As it turns out, controlled burning has taken place for hundreds, if not thousands of years. Indigenous peoples across the world have long used fire to clear and fertilize lands and the Pepperwood Preserve has picked up on the idea
Pepperwood has held a handful of prescribed burns on their property designed to reduce fuel loads and mitigate wildfire risks. When fires are frequent and the fuel load kept low, they burn cool and fast, clearing undergrowth from our oak woodlands without killing the trees.
While experimenting with prescribed burning, Pepperwood has also discovered a remarkably efficient method of combating medusahead grass. The grass, as it turns out, has an Achille’s heel; it matures later in the season than our local grasses. What this means is that as the grasslands of Sonoma County go to seed and begin to dry out, easily visible patches of green appear. These are the medusahead strongholds, still developing the seeds that will turn into next year’s crop.
In 2016 Pepperwood burned 7 acres of medusahead infested grassland. The Pepperwood team timed the burn to take place after the native grasses had gone to seed, but the medusahead had not. On a day with no wind, they lit the grass. The still air helped the CalFire crews to maintain control and ensured that the flames would move slowly, raising the temperature enough to kill the embryonic seeds.
The results of this tactic, as we’ve since learned, were impressive. While Pepperwood scientists continue to process their data, this year’s growth revealed a dramatic reduction in the amount of Medusahead across that 7-acre plot.
A little over a month ago, Pepperwood repeated their experiment, this time on a 22-acre plot. This year introduced a new wrinkle however as air quality and the availability of CalFire personnel delayed the burn long enough for much of the medusahead to mature. While we won’t know how much this delay impacted the burn, it seems likely that more of the medusahead seeds will have survived.
Even with a delayed burn, the experiment will yield useful data. A side-effect of burning is a massive release of nitrogen back into the soil, virtually guaranteeing a spike in growth the following spring. For this reason, it is often beneficial to burn the same acreage again the following year. A second pass at eradicating the invaders if you will.
Alongside this operation, it is often necessary to replant as well. While the Pepperwood burn was designed not to kill the local grass seeds, some mortality is to be expected. To compensate for this as well as to replenish some local plants, Pepperwood has been growing plugs in their nursery. These sprouts and seedlings will eventually get planted in the nitrogen-rich, competition-deficient soils of these many burned acres. In the long haul, this appears to be a good recipe for ecosystem health.
Our Fiery Future
The 2017 fire season has arrived early with several wildfires already burning across the state.
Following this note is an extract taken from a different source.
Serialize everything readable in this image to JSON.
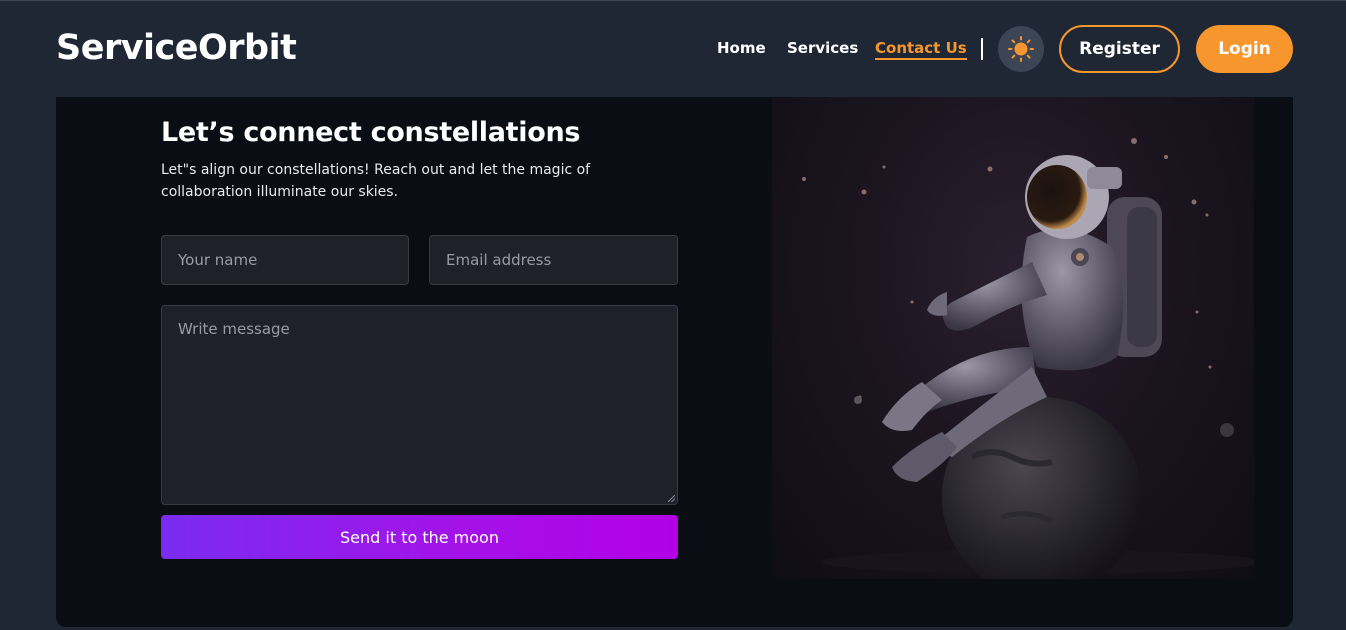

As I sit here typing, the Detwiler fire—which consumed some 70,000 acres, 63 homes, and nearly took the town of Mariposa—continues to smolder. As we look to the future it seems all but certain that fire seasons will only grow worse. At least until the accumulated fuel load of the last century has been consumed.
Moving forward, we will need to adopt a more ecological philosophy of fire control. Rather than preventing everything from burning, we’ll need to adapt to natural fire regimes. If we can map out the fire ecology of an ecosystem, we can use small, controlled burns to prevent massive, catastrophic ones.
Since a freshly burned field invites new growth, this philosophy also provides a level of defense against aggressive species like medusahead. In a healthy, verdant ecosystem, invaders often struggle to find an available niche. By keeping back the medusahead we’ll also help restrict the accumulated fuel load. As it turns out, fire can, in this case, be the key to its own prevention.